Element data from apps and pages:
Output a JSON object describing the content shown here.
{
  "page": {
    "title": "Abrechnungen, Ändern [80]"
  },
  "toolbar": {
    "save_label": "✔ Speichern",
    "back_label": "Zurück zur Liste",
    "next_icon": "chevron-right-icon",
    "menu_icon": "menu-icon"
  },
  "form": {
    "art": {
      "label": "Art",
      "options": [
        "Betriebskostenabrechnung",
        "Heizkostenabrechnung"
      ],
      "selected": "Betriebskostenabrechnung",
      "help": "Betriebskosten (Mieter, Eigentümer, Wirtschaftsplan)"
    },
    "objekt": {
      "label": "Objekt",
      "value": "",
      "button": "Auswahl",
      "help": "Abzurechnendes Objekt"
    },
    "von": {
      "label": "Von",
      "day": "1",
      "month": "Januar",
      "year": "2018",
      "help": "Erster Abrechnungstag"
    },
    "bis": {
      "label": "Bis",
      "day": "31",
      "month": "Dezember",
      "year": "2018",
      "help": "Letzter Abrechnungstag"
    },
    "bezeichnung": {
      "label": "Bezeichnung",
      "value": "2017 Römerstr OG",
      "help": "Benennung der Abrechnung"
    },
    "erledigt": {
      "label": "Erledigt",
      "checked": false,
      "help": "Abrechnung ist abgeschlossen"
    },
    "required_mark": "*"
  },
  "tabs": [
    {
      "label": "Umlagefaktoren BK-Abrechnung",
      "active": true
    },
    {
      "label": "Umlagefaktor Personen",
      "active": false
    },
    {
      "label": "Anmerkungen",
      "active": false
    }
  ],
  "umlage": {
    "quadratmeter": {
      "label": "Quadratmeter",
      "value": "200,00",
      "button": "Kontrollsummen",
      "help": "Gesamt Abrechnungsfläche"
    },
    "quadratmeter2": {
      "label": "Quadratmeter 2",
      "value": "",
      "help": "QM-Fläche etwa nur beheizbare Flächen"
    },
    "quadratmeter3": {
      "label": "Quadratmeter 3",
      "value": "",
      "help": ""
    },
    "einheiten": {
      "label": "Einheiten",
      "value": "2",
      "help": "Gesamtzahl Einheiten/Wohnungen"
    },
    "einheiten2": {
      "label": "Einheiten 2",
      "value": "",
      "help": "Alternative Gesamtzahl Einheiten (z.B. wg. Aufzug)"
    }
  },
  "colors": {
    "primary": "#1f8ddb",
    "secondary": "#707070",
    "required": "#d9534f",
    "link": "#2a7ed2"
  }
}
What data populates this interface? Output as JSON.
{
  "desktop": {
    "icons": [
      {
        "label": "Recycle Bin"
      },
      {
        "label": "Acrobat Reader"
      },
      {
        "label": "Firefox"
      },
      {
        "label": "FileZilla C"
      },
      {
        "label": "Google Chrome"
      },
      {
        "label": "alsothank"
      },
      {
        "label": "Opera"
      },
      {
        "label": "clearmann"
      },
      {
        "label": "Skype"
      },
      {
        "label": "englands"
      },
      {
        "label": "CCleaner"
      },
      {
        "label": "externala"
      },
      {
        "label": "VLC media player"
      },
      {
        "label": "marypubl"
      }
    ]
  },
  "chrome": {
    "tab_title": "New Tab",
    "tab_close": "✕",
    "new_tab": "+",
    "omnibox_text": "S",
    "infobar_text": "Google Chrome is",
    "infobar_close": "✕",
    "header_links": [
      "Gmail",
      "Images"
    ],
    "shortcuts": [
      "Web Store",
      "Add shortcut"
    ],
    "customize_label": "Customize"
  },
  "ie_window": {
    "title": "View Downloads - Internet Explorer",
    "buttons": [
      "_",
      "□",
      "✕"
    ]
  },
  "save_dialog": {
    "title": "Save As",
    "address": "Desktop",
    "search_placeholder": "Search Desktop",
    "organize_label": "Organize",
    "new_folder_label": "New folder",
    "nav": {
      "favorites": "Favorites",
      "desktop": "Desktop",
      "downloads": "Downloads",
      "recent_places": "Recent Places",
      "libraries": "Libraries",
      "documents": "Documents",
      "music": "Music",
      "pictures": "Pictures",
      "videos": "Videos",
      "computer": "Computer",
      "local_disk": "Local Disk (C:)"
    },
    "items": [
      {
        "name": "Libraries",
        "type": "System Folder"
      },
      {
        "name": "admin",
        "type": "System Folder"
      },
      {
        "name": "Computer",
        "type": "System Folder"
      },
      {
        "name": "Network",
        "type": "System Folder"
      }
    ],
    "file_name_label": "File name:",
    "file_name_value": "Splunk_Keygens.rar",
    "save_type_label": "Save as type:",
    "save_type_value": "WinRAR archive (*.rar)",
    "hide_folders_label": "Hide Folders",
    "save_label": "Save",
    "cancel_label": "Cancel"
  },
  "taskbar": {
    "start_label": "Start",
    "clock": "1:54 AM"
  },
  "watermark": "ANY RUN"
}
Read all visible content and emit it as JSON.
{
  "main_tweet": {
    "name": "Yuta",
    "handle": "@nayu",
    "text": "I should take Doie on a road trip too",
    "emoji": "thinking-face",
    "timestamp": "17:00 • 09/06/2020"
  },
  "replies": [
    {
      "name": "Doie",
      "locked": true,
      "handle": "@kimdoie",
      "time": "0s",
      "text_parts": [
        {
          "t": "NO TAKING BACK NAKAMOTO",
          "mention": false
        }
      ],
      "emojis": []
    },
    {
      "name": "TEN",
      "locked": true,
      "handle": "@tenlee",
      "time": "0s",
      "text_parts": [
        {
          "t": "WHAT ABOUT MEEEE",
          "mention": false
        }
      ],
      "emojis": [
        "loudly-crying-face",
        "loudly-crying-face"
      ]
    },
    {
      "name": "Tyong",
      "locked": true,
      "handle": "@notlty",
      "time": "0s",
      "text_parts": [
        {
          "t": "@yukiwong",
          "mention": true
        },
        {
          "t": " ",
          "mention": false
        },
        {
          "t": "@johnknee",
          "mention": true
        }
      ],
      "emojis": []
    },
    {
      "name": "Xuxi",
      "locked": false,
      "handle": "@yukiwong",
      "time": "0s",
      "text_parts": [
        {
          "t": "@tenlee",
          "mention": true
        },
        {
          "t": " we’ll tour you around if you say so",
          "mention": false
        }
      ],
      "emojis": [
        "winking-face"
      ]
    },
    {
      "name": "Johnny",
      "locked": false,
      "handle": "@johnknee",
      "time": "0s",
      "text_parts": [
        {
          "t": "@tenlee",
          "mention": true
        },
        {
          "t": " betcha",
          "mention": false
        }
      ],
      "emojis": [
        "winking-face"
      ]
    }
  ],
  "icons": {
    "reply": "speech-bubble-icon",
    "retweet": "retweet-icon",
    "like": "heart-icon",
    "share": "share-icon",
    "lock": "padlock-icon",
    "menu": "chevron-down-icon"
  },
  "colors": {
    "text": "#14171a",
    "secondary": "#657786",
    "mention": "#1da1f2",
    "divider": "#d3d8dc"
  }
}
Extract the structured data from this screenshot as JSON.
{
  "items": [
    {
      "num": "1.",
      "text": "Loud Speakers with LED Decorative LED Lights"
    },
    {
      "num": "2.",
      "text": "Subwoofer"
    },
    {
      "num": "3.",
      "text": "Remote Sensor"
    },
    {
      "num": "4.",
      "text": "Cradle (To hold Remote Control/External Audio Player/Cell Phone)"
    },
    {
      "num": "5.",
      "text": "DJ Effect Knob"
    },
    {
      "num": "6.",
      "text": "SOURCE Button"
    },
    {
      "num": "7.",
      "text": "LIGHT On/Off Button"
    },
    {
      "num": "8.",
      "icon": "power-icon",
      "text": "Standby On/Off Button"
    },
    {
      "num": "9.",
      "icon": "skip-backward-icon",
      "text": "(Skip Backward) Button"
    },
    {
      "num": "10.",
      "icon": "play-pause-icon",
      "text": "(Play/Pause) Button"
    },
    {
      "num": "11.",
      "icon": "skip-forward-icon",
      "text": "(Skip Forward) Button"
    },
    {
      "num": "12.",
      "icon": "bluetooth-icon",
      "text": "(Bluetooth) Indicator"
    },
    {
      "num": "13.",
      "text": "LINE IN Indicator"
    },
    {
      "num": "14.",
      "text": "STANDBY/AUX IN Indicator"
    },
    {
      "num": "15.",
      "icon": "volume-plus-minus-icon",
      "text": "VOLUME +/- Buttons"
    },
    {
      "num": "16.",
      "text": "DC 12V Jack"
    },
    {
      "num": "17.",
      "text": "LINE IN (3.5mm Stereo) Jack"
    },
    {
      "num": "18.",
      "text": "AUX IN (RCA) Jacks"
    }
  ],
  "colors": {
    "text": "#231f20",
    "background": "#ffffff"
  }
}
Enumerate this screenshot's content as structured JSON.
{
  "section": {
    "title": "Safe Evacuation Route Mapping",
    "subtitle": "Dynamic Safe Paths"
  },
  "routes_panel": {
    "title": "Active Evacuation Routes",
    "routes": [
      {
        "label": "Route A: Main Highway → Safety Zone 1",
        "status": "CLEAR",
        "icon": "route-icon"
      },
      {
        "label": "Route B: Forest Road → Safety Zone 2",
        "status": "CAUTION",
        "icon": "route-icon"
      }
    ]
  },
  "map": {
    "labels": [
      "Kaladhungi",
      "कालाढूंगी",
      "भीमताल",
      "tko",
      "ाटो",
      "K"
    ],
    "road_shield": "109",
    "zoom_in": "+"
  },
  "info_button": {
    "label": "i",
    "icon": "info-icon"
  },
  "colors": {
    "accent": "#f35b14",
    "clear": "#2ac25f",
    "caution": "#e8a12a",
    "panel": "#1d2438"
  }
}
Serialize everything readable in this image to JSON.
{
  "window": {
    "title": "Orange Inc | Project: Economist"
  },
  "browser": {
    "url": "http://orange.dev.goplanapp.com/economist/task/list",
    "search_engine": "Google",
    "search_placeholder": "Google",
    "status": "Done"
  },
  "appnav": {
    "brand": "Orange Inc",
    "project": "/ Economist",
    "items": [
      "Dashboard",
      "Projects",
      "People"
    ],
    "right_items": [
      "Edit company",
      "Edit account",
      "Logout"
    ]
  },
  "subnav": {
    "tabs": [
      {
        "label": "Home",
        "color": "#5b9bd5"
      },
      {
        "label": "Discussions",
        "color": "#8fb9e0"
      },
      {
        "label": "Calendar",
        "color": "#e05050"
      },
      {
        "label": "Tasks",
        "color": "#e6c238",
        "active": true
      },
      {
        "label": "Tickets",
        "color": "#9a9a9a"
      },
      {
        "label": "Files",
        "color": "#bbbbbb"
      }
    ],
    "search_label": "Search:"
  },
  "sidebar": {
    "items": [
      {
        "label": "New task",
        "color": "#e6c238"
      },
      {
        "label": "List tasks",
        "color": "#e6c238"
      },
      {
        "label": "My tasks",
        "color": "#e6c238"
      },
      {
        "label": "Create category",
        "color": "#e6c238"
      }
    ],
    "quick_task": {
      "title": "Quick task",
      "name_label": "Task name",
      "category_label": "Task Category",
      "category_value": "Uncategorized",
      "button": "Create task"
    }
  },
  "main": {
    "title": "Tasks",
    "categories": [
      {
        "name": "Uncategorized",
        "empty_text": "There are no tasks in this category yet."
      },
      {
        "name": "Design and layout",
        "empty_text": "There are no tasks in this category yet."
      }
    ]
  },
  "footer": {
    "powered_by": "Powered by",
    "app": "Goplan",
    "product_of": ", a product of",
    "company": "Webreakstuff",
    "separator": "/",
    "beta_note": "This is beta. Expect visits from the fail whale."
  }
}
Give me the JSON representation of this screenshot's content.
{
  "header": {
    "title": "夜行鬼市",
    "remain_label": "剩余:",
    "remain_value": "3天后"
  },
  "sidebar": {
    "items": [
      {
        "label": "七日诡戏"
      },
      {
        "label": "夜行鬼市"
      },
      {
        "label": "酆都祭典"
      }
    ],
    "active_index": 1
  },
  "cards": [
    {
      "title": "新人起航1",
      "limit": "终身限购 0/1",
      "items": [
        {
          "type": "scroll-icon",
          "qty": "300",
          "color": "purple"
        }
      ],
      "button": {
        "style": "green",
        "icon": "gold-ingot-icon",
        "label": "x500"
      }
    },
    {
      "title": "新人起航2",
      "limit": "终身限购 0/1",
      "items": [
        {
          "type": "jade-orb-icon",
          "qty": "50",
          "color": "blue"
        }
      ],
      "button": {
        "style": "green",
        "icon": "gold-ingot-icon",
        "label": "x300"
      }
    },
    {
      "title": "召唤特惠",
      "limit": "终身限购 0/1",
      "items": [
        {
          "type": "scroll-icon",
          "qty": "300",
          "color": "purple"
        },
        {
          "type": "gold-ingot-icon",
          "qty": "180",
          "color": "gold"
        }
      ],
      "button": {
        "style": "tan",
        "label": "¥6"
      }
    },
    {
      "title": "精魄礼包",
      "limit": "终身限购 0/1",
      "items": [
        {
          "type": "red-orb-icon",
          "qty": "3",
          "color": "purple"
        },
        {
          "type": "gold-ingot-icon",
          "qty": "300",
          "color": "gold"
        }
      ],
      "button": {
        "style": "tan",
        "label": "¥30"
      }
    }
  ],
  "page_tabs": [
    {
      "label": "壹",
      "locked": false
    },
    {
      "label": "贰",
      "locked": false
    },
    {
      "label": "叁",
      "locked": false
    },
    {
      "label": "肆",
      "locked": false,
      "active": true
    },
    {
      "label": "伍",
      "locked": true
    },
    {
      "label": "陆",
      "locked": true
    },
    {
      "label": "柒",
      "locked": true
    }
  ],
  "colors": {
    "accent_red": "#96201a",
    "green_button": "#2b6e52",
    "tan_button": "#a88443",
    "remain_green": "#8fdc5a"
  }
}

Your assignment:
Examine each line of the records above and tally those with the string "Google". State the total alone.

Result:
4